------ Records
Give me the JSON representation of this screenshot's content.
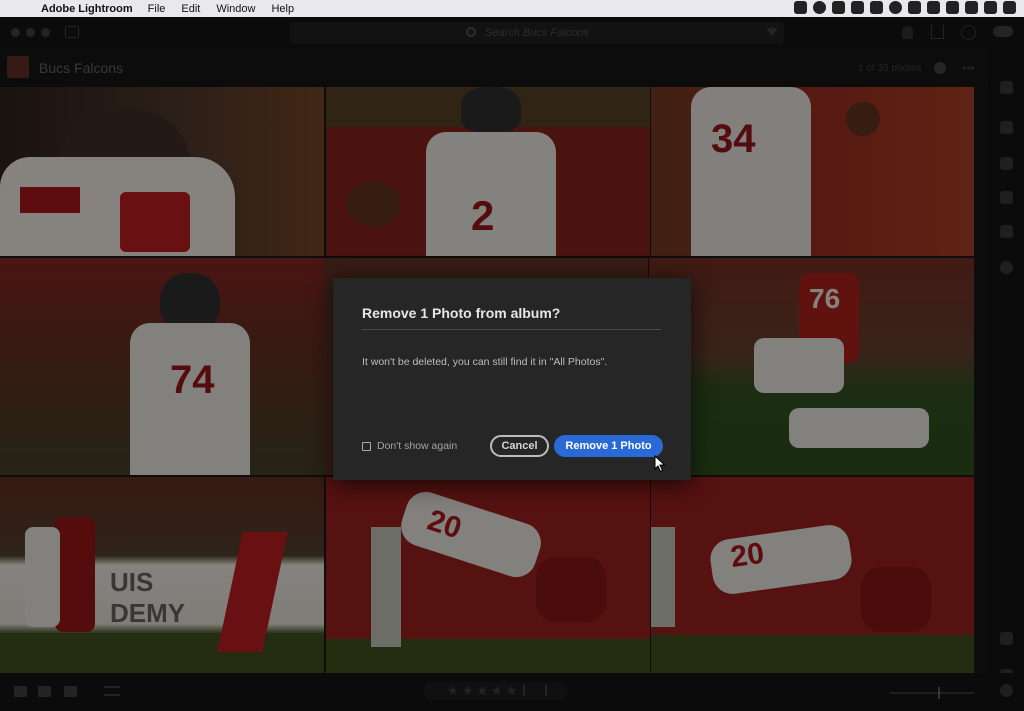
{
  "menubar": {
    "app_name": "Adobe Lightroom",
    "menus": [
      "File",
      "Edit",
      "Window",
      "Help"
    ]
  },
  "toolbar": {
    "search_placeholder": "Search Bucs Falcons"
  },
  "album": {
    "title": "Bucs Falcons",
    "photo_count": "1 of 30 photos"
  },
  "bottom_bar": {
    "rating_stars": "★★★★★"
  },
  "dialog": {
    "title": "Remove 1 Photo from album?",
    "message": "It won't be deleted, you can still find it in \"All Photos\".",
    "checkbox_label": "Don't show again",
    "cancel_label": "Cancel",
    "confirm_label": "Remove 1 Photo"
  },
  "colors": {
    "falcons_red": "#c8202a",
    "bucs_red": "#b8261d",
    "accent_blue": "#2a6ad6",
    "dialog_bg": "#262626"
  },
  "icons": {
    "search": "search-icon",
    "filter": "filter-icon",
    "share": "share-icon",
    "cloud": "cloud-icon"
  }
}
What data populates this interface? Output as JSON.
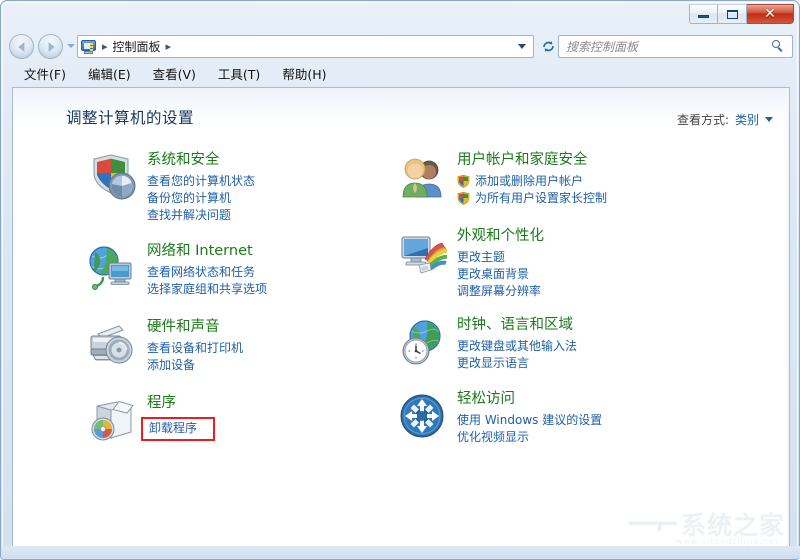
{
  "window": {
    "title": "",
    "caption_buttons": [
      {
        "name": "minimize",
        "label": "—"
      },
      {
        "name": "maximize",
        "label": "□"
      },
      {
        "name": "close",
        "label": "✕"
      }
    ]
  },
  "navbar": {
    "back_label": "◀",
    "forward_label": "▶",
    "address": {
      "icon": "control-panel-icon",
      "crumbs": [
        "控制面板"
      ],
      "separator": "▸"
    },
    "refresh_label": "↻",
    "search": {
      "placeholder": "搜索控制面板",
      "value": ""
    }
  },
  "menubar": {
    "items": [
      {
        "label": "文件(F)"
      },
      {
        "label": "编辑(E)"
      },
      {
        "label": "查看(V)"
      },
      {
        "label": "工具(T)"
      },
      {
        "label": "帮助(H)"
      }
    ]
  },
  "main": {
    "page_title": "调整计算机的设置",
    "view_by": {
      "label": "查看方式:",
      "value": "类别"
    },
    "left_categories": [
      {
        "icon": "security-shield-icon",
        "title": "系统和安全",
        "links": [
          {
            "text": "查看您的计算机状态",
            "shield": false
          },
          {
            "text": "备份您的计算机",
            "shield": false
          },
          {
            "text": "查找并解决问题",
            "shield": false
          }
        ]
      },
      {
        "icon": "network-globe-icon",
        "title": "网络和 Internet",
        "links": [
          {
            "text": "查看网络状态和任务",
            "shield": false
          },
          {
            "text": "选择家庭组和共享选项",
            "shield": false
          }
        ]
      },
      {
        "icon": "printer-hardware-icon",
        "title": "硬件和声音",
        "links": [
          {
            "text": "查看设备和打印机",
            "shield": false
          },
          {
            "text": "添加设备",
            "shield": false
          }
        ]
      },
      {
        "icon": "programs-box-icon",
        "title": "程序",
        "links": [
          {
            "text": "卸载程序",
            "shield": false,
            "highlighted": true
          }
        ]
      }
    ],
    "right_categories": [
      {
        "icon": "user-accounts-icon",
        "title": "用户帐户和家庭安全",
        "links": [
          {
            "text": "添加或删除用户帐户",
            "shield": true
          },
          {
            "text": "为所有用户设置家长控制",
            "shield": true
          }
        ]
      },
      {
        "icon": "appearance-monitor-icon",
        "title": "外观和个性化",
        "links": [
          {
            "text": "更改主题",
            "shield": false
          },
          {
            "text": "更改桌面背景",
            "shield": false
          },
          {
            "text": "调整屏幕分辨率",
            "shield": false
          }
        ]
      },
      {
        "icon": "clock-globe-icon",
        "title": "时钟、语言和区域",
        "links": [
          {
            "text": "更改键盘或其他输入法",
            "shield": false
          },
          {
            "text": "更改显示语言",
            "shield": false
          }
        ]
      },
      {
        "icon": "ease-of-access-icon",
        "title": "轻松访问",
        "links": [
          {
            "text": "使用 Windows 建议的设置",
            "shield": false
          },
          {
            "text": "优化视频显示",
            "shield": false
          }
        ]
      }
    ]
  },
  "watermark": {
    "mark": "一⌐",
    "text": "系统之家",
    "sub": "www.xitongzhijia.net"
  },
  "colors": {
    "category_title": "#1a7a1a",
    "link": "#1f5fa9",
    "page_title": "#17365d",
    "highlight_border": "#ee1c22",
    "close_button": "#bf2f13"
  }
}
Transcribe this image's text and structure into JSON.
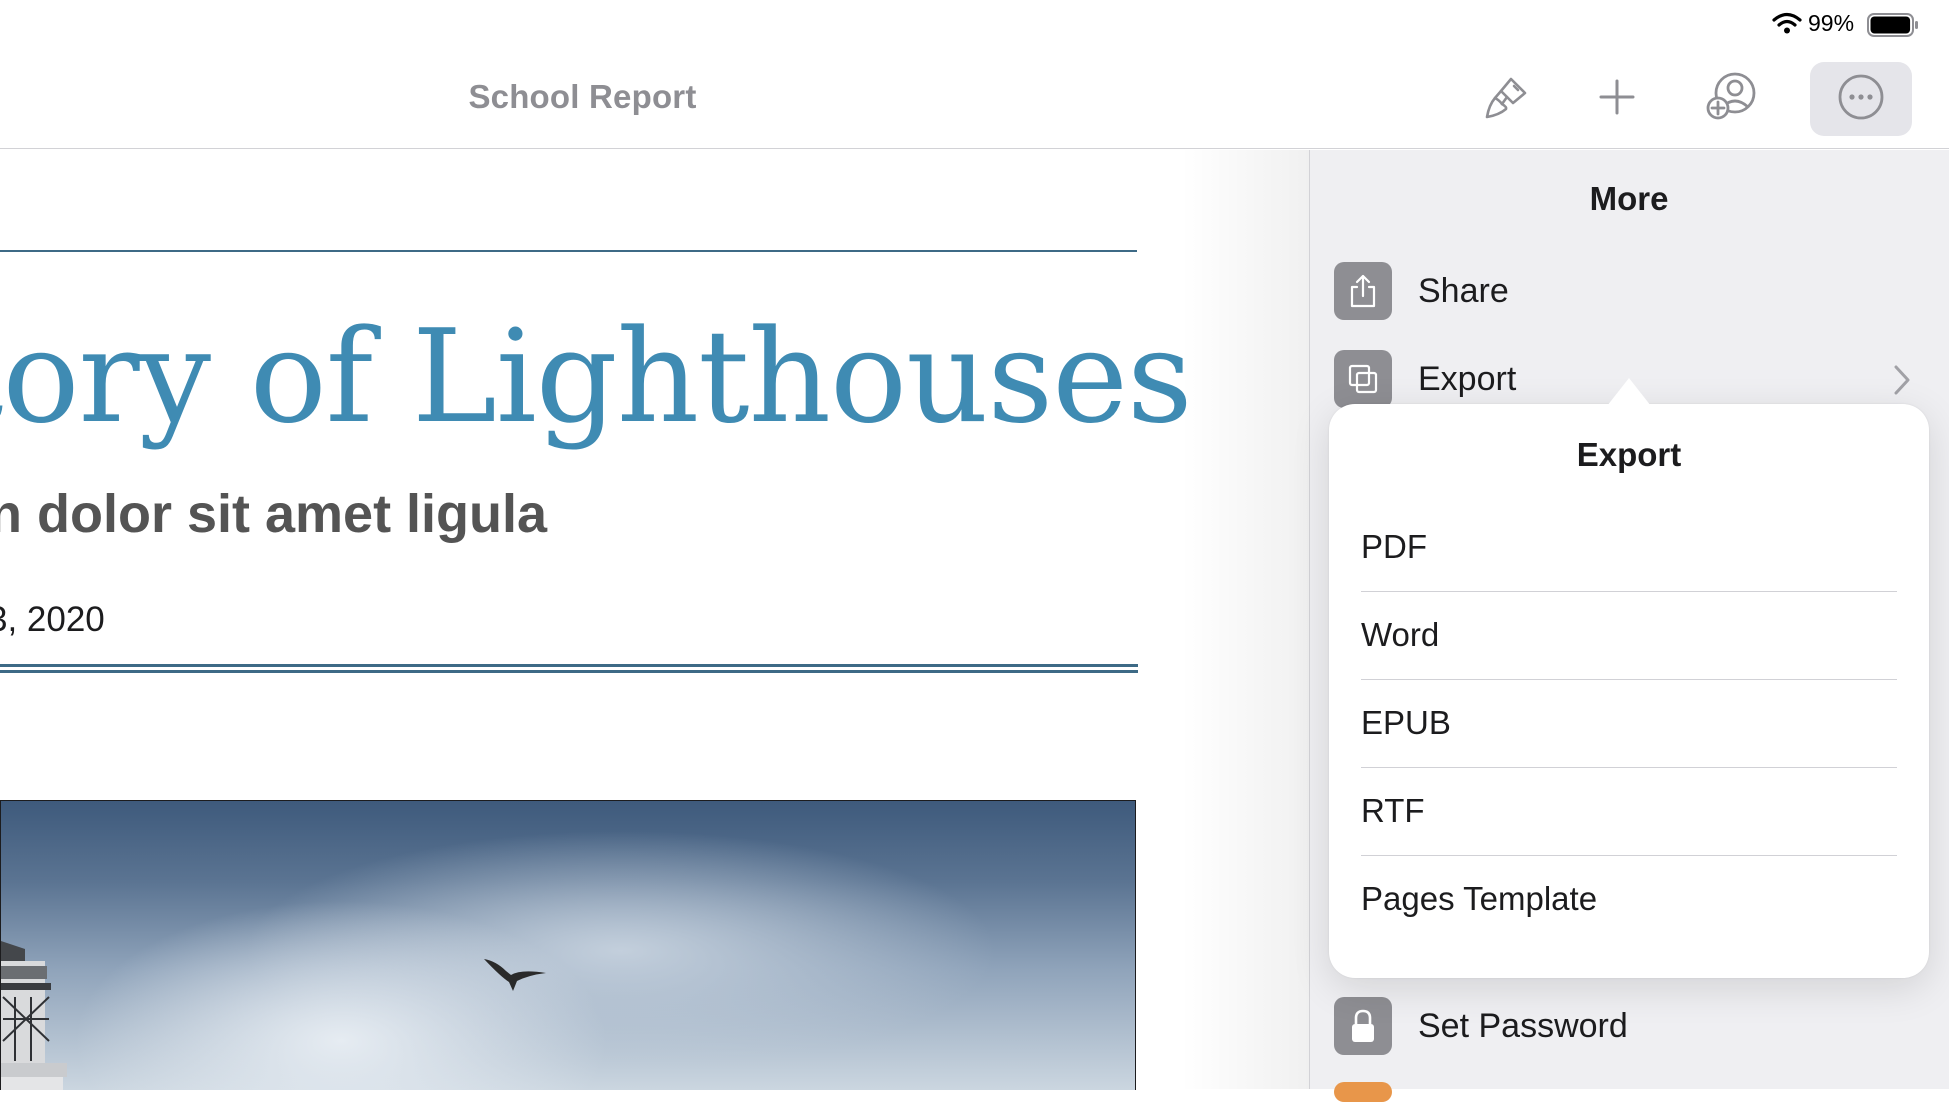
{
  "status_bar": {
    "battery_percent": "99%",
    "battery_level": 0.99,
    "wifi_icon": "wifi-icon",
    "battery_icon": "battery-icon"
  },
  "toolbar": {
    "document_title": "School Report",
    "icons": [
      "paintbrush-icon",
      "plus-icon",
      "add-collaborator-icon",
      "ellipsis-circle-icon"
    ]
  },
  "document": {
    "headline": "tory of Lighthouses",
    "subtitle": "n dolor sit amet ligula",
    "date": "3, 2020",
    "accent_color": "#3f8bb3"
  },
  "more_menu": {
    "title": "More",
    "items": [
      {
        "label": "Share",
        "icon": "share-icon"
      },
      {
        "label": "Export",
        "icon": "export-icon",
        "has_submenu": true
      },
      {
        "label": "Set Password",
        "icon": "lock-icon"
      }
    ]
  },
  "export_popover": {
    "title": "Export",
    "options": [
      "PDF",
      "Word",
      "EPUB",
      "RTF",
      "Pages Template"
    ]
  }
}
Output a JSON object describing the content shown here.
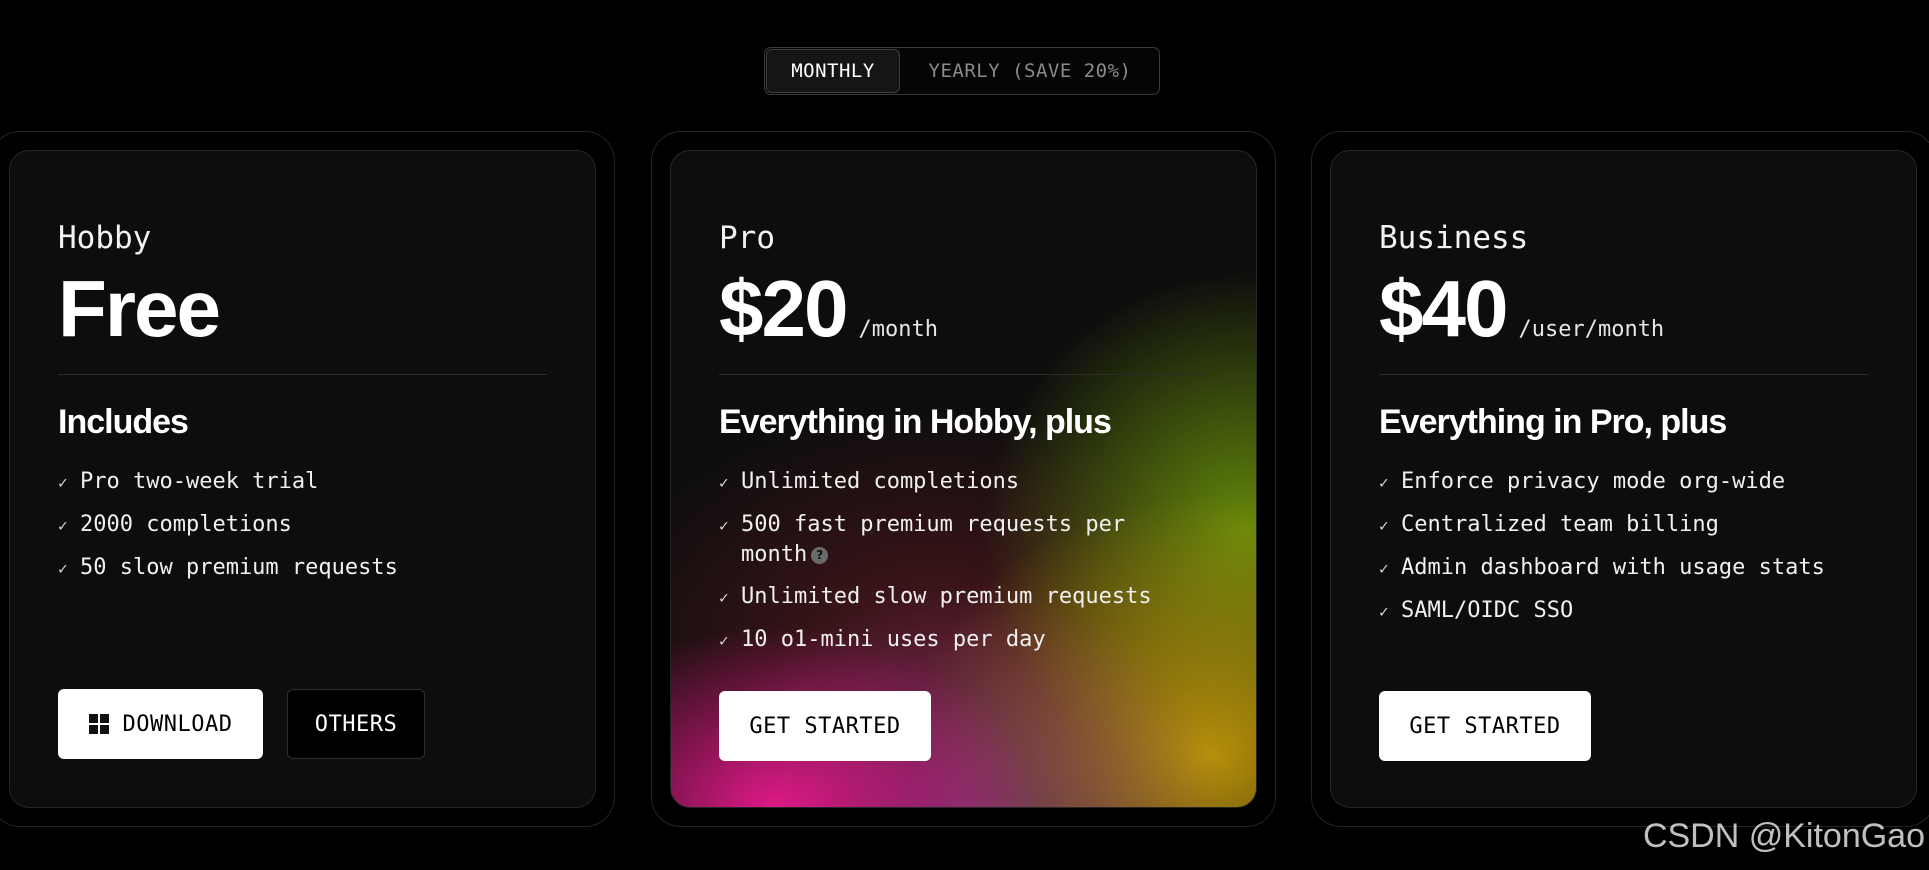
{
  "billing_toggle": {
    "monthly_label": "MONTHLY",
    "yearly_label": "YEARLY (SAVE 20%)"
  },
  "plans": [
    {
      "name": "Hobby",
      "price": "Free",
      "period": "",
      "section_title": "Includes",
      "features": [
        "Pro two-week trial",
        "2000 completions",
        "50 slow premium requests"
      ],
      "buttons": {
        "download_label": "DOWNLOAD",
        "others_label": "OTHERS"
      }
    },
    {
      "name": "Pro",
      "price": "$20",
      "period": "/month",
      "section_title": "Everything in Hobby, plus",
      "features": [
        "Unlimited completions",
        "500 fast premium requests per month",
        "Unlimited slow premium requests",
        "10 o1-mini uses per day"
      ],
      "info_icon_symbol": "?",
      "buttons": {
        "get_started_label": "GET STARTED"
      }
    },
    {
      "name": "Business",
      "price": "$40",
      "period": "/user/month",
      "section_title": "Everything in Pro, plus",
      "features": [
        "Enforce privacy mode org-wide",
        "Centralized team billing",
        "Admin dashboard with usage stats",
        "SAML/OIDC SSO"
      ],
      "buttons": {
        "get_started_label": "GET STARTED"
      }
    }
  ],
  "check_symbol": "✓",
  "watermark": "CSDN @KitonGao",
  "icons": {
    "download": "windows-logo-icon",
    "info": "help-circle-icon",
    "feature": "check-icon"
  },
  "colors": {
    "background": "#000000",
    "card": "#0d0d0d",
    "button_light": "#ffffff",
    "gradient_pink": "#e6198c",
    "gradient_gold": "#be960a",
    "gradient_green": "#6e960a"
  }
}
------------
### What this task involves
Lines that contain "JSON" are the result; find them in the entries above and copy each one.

### Answer to the problem
Give me the JSON representation of this screenshot's content.
What data populates this interface? Output as JSON.
Transcribe this image's text and structure into JSON.
Output a JSON object describing the content shown here.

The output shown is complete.